When Harlem Saved a King: Mental health in the Black community then and now
“When Harlem Saved A King: Mental Health in the Black Community Then and Now” is a panel discussion about the September 20th,1958 stabbing of Dr. Martin Luther King, Jr. by Izola Ware Curry, who was diagnosed with paranoid schizophrenia following the incident. Panelists discuss mental health in the Black community then and now, the importance of treatment, and available mental health services and resources in Harlem and citywide.

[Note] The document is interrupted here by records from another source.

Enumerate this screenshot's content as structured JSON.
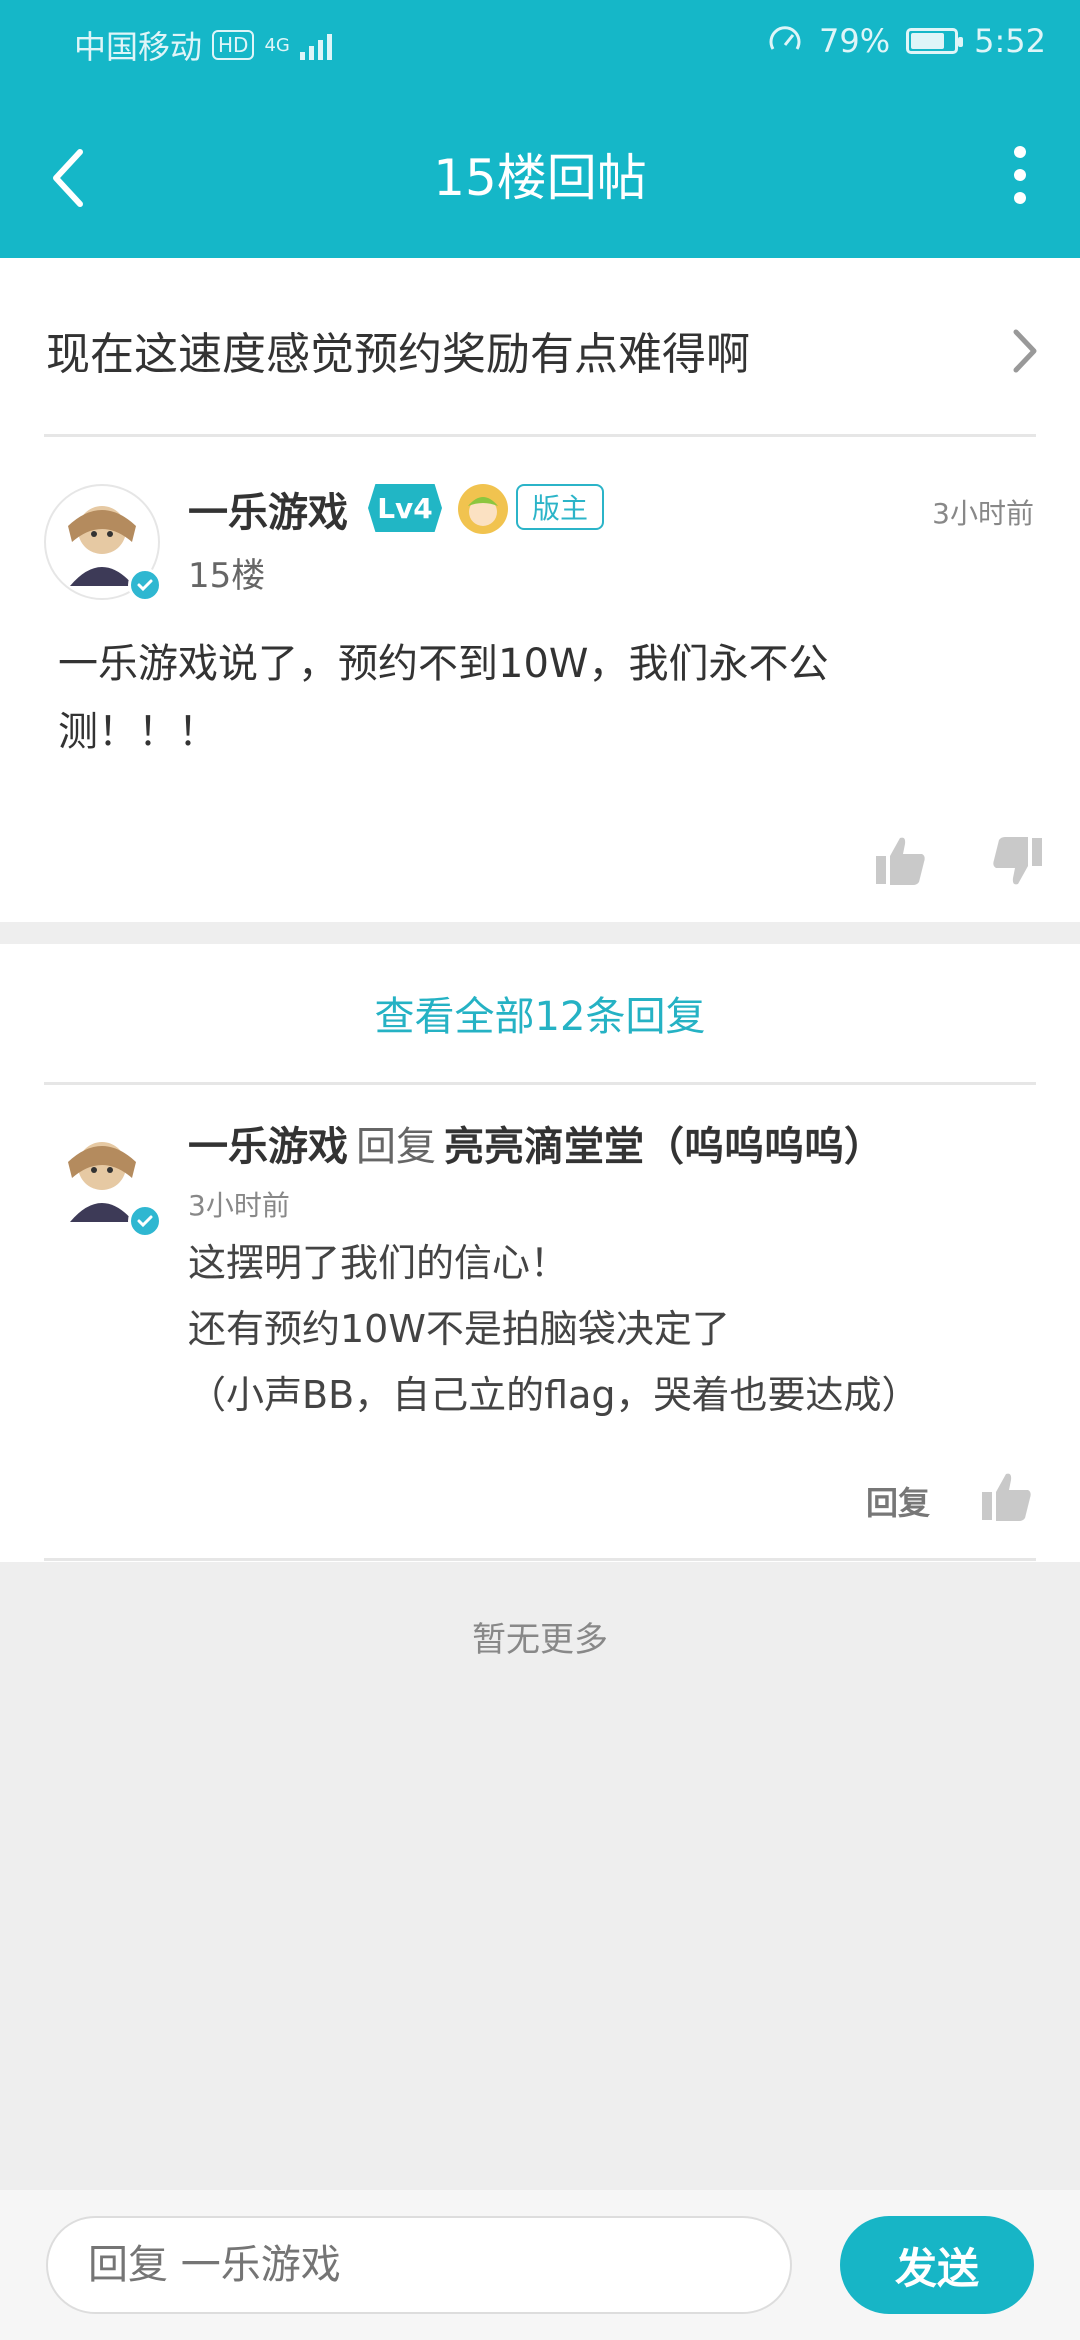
{
  "status_bar": {
    "carrier": "中国移动",
    "hd": "HD",
    "network": "4G",
    "battery_percent": "79%",
    "battery_level": 0.79,
    "time": "5:52"
  },
  "app_bar": {
    "title": "15楼回帖",
    "back_icon": "back-arrow-icon",
    "more_icon": "more-vertical-icon"
  },
  "post": {
    "topic": "现在这速度感觉预约奖励有点难得啊",
    "author": "一乐游戏",
    "level": "Lv4",
    "role_badge": "版主",
    "floor": "15楼",
    "time": "3小时前",
    "content": "一乐游戏说了，预约不到10W，我们永不公测！！！"
  },
  "replies": {
    "view_all": "查看全部12条回复",
    "items": [
      {
        "author": "一乐游戏",
        "reply_word": "回复",
        "reply_to": "亮亮滴堂堂（呜呜呜呜）",
        "time": "3小时前",
        "lines": [
          "这摆明了我们的信心！",
          "还有预约10W不是拍脑袋决定了",
          "（小声BB，自己立的flag，哭着也要达成）"
        ],
        "reply_button": "回复"
      }
    ]
  },
  "footer": {
    "no_more": "暂无更多"
  },
  "input": {
    "placeholder": "回复 一乐游戏",
    "send_label": "发送"
  },
  "colors": {
    "accent": "#15b7c8",
    "link": "#25b2c4"
  }
}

This discussion features Dr. Jeff Gardere (America’s Psychologist), Dr. Allyne Spinner (Ms. Izola Ware Curry’s social worker), Sylvia White (Chief of Staff for Harlem Hospital), Reverend Jacques DeGraff (President of The Friends of Harlem Hospital Center) and Dana Bello (Librarian, New York Public Library, Countee Cullen Branch). The panel is moderated by Christopher Lynn-Logue, Employer Engagement Manager at the Mayor’s Office of Community Mental Health, and presented by Spaces to Thrive, a partnership between the Mayor’s Office of Community Mental Health and The New York Public Library, and The Community Initiatives.